In America, a white man had been shot dead in a car, and a black man on a veranda. In Russia, a novelist had emerged from hell to announce that beauty would save the world. Russian tanks rolled through Prague while America made war in Asia. In Greece the plays of Aristophanes were forbidden, in China the writings of Confucius.
On the moon, the crepe sole of modern man impresses itself on the Mare Tranquillitatus.
On the Old World, History lay like a paralysis. In France, the generals died. In Italy a population abandoned the fields forever to make cars or cardigans in factories; economists called this a miracle.
Protesters with aerosol cans had sprayed Stonehenge dark red.
In London there was foul weather, and the balance of payments on the blink or brink.
And later Ted Tice feels the shopping center squalor of our own time, a motel room, space on a floor plan instead of a room.

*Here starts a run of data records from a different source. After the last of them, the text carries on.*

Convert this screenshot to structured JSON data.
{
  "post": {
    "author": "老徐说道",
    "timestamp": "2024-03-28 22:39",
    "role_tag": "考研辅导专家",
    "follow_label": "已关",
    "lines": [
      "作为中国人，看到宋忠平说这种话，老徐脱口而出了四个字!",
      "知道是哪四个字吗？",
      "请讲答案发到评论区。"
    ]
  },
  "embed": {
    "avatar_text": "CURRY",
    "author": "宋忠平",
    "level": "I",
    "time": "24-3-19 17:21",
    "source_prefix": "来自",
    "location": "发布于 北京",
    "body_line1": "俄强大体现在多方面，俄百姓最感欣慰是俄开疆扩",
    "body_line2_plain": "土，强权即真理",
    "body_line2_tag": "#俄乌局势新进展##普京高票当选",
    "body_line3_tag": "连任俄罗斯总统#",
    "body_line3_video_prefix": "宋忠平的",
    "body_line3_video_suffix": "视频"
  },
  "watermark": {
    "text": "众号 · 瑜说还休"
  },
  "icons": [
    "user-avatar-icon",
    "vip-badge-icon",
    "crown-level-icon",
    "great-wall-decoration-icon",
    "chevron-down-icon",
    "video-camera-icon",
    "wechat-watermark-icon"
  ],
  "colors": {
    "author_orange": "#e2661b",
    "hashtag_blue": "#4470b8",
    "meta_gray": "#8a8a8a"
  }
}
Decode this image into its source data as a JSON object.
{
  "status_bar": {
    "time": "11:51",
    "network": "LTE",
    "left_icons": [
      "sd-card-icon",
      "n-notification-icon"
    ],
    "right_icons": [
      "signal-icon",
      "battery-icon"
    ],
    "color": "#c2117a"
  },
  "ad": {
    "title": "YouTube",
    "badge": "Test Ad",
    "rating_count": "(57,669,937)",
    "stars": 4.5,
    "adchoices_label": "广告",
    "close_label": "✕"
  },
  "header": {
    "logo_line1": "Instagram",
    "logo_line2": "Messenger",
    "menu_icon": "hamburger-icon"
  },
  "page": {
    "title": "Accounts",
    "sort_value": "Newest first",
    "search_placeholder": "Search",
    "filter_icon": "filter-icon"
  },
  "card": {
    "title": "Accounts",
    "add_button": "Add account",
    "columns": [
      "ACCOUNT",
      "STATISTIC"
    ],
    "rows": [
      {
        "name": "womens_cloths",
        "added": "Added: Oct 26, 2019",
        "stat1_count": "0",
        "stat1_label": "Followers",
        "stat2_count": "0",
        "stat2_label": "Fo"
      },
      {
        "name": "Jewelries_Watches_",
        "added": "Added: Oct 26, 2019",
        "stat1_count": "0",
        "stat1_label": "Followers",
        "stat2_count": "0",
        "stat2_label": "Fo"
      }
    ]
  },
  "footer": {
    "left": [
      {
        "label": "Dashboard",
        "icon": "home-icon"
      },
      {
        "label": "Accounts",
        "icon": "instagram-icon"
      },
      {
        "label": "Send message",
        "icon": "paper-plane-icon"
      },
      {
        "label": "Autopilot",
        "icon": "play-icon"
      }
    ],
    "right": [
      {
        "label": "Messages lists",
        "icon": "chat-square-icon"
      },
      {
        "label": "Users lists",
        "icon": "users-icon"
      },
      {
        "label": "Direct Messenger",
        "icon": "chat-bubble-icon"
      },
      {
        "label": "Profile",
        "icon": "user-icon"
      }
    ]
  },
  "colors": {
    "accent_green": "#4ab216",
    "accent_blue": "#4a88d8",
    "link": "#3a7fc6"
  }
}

Hazzard reminds us of the typical misery of the city-world we live in: the "sleazy inevitability" of industrialized loneliness, among "the freakishness, fads, and obscure forms of endurance," the "ceaseless milling in anonymity and extreme loneliness, with little reverie and no peace," and the boredom of living in a world that is all a "costly shambles ruled by tax laws," where "existence has to be turned over to the experts."